Probabilistic machine learning

Probabilistic machine learning describes methods which enable reasoning and inference over unknown quantities. Commonly used in generative modelling, regression and uncertainty quantification.

Area 13. Probabilistic Machine Learning.svg


  • Scaling Ensemble Distribution Distillation to Many Classes with Proxy Targets

    Natural language processing Machine translationSpeech processingComputer visionOptimizationDistributional shiftUncertainty estimation Probabilistic machine learning
    Max Ryabinin
    Andrey Malinin
    Mark Gales

    Ensembles of machine learning models yield improved system performance as well as robust and interpretable uncertainty estimates; however, their inference costs can be prohibitively high. Ensemble Distribution Distillation (EnD^2) is an approach that allows a single model to efficiently capture both the predictive performance and uncertainty estimates of an ensemble. For classification, this is achieved by training a Dirichlet distribution over the ensemble members' output distributions via the maximum likelihood criterion. Although theoretically principled, this work shows that the criterion exhibits poor convergence when applied to large-scale tasks where the number of classes is very high. Specifically, we show that for the Dirichlet log-likelihood criterion classes with low probability induce larger gradients than high-probability classes. Hence during training the model focuses on the distribution of the ensemble tail-class probabilities rather than the probability of the correct and closely related classes. We propose a new training objective which minimizes the reverse KL-divergence to a Proxy-Dirichlet target derived from the ensemble. This loss resolves the gradient issues of EnD^2, as we demonstrate both theoretically and empirically on the ImageNet, LibriSpeech, and WMT17 En-De datasets containing 1000, 5000, and 40,000 classes, respectively.

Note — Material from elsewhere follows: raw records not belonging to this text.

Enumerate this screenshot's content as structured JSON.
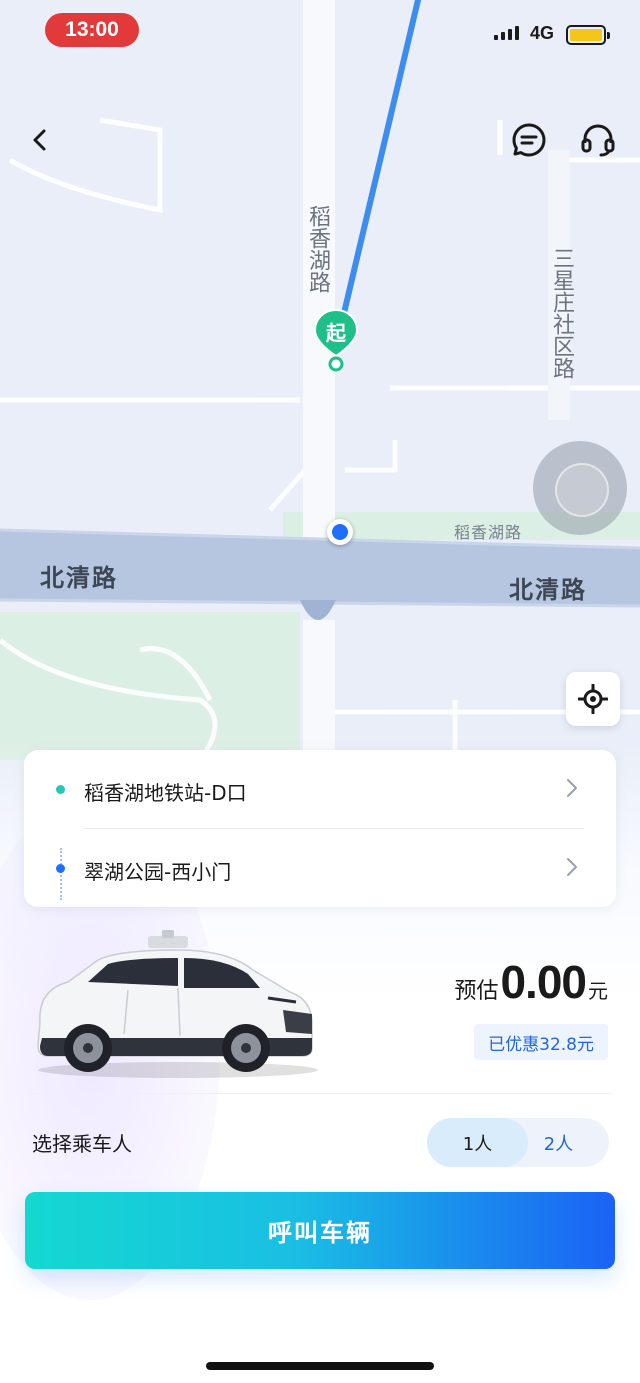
{
  "status_bar": {
    "time": "13:00",
    "network": "4G",
    "battery_level": 1.0,
    "battery_color": "#f5c518",
    "time_pill_color": "#e23a3a"
  },
  "header": {
    "back_icon": "chevron-left-icon",
    "message_icon": "chat-bubble-icon",
    "support_icon": "headset-icon"
  },
  "map": {
    "roads": {
      "daoxianghu_vertical": "稻香湖路",
      "sanxingzhuang": "三星庄社区路",
      "beiqing_left": "北清路",
      "beiqing_right": "北清路",
      "daoxianghu_small": "稻香湖路"
    },
    "start_pin_label": "起",
    "start_pin_color": "#1fbf8a",
    "route_color": "#3d8cf0",
    "locate_icon": "crosshair-icon"
  },
  "route": {
    "pickup": {
      "label": "稻香湖地铁站-D口",
      "dot_color": "#23c8b4"
    },
    "destination": {
      "label": "翠湖公园-西小门",
      "dot_color": "#1f6fff"
    }
  },
  "fare": {
    "prefix": "预估",
    "value": "0.00",
    "unit": "元",
    "discount": "已优惠32.8元"
  },
  "passengers": {
    "label": "选择乘车人",
    "options": [
      "1人",
      "2人"
    ],
    "selected": "1人"
  },
  "call_button": {
    "label": "呼叫车辆",
    "gradient_start": "#14d8d0",
    "gradient_end": "#1b62f5"
  }
}
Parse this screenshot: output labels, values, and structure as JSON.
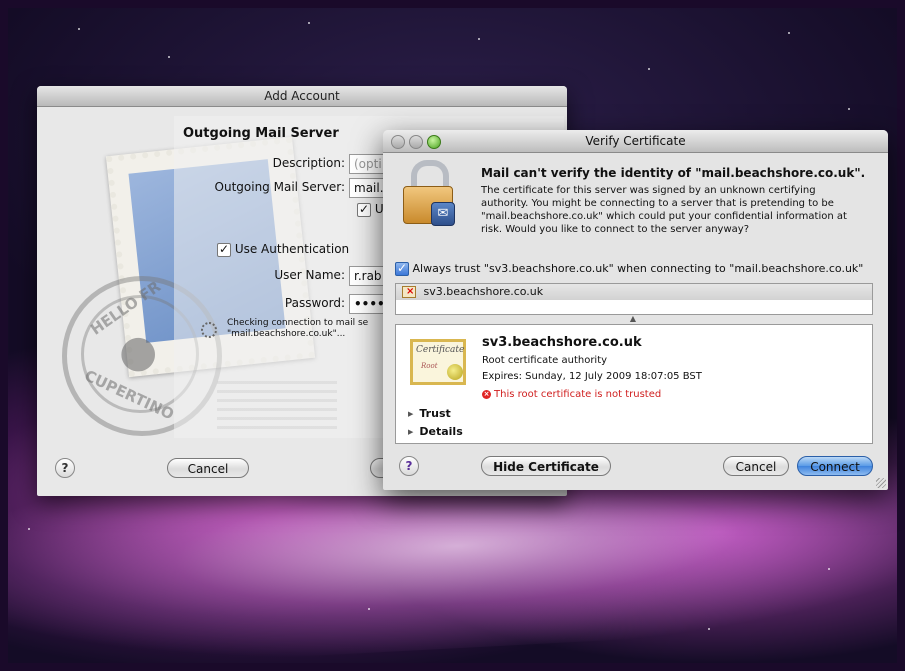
{
  "add_account": {
    "title": "Add Account",
    "section_title": "Outgoing Mail Server",
    "description_label": "Description:",
    "description_placeholder": "(opti",
    "server_label": "Outgoing Mail Server:",
    "server_value": "mail.",
    "use_checkbox_label": "U",
    "use_auth_label": "Use Authentication",
    "username_label": "User Name:",
    "username_value": "r.rab",
    "password_label": "Password:",
    "password_value": "••••",
    "status_line1": "Checking connection to mail se",
    "status_line2": "\"mail.beachshore.co.uk\"...",
    "help_label": "?",
    "cancel_label": "Cancel",
    "stamp_text_top": "HELLO FR",
    "stamp_text_bottom": "CUPERTINO"
  },
  "verify": {
    "title": "Verify Certificate",
    "headline": "Mail can't verify the identity of \"mail.beachshore.co.uk\".",
    "body": "The certificate for this server was signed by an unknown certifying authority. You might be connecting to a server that is pretending to be \"mail.beachshore.co.uk\" which could put your confidential information at risk. Would you like to connect to the server anyway?",
    "always_trust": "Always trust \"sv3.beachshore.co.uk\" when connecting to \"mail.beachshore.co.uk\"",
    "list_item": "sv3.beachshore.co.uk",
    "cert_name": "sv3.beachshore.co.uk",
    "cert_type": "Root certificate authority",
    "cert_expires": "Expires: Sunday, 12 July 2009 18:07:05 BST",
    "cert_warning": "This root certificate is not trusted",
    "cert_img_script": "Certificate",
    "cert_img_sub": "Root",
    "trust_label": "Trust",
    "details_label": "Details",
    "help_label": "?",
    "hide_cert_label": "Hide Certificate",
    "cancel_label": "Cancel",
    "connect_label": "Connect"
  }
}
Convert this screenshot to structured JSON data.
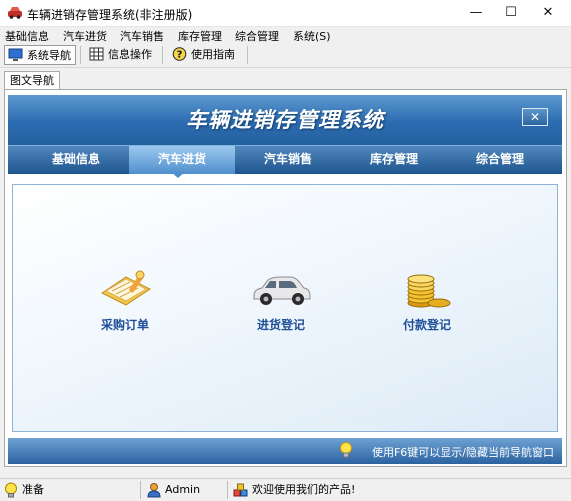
{
  "window": {
    "title": "车辆进销存管理系统(非注册版)",
    "minimize_glyph": "—",
    "maximize_glyph": "☐",
    "close_glyph": "✕"
  },
  "menubar": {
    "items": [
      "基础信息",
      "汽车进货",
      "汽车销售",
      "库存管理",
      "综合管理",
      "系统(S)"
    ]
  },
  "toolbar": {
    "buttons": [
      {
        "label": "系统导航",
        "icon": "monitor-icon"
      },
      {
        "label": "信息操作",
        "icon": "grid-icon"
      },
      {
        "label": "使用指南",
        "icon": "help-icon"
      }
    ]
  },
  "doc_tab": {
    "label": "图文导航"
  },
  "banner": {
    "title": "车辆进销存管理系统",
    "close_glyph": "✕"
  },
  "nav": {
    "tabs": [
      "基础信息",
      "汽车进货",
      "汽车销售",
      "库存管理",
      "综合管理"
    ],
    "active_index": 1
  },
  "functions": [
    {
      "label": "采购订单",
      "icon": "order-notepad-icon"
    },
    {
      "label": "进货登记",
      "icon": "car-icon"
    },
    {
      "label": "付款登记",
      "icon": "gold-coins-icon"
    }
  ],
  "hint": {
    "text": "使用F6键可以显示/隐藏当前导航窗口",
    "icon": "lightbulb-icon"
  },
  "statusbar": {
    "status": "准备",
    "user": "Admin",
    "welcome": "欢迎使用我们的产品!"
  },
  "colors": {
    "banner": "#2c6bb0",
    "nav_active": "#4f8fcc",
    "label_blue": "#1f4f9a"
  }
}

  • Multi-Sentence Resampling: A Simple Approach to Alleviate Dataset Length Bias and Beam-Search Degradation

    Natural language processing Machine translationSpeech processingProbabilistic machine learning
    Ivan Provilkov
    Andrey Malinin

    Neural Machine Translation (NMT) is known to suffer from a beam-search problem: after a certain point, increasing beam size causes an overall drop in translation quality. This effect is especially pronounced for long sentences. While much work was done analyzing this phenomenon, primarily for autoregressive NMT models, there is still no consensus on its underlying cause. In this work, we analyze errors that cause major quality degradation with large beams in NMT and Automatic Speech Recognition (ASR). We show that a factor that strongly contributes to the quality degradation with large beams is dataset length-bias - NMT datasets are strongly biased towards short sentences. To mitigate this issue, we propose a new data augmentation technique – Multi-Sentence Resampling (MSR). This technique extends the training examples by concatenating several sentences from the original dataset to make a long training example. We demonstrate that MSR significantly reduces degradation with growing beam size and improves final translation quality on the IWSTL15 En-Vi, IWSTL17 En-Fr, and WMT14 En-De datasets.

  • Uncertainty in Gradient Boosting via Ensembles

    Gradient boostingTabular dataDistributional shiftUncertainty estimation Probabilistic machine learningBayesian methods
    Andrey Malinin
    Liudmila Prokhorenkova
    Aleksei Ustimenko

    For many practical, high-risk applications, it is essential to quantify uncertainty in a model's predictions to avoid costly mistakes. While predictive uncertainty is widely studied for neural networks, the topic seems to be under-explored for models based on gradient boosting. However, gradient boosting often achieves state-of-the-art results on tabular data. This work examines a probabilistic ensemble-based framework for deriving uncertainty estimates in the predictions of gradient boosting classification and regression models. We conducted experiments on a range of synthetic and real datasets and investigated the applicability of ensemble approaches to gradient boosting models that are themselves ensembles of decision trees. Our analysis shows that ensembles of gradient boosting models successfully detect anomalous inputs while having limited ability to improve the predicted total uncertainty. Importantly, we also propose a concept of a virtual ensemble to get the benefits of an ensemble via only one gradient boosting model, which significantly reduces complexity.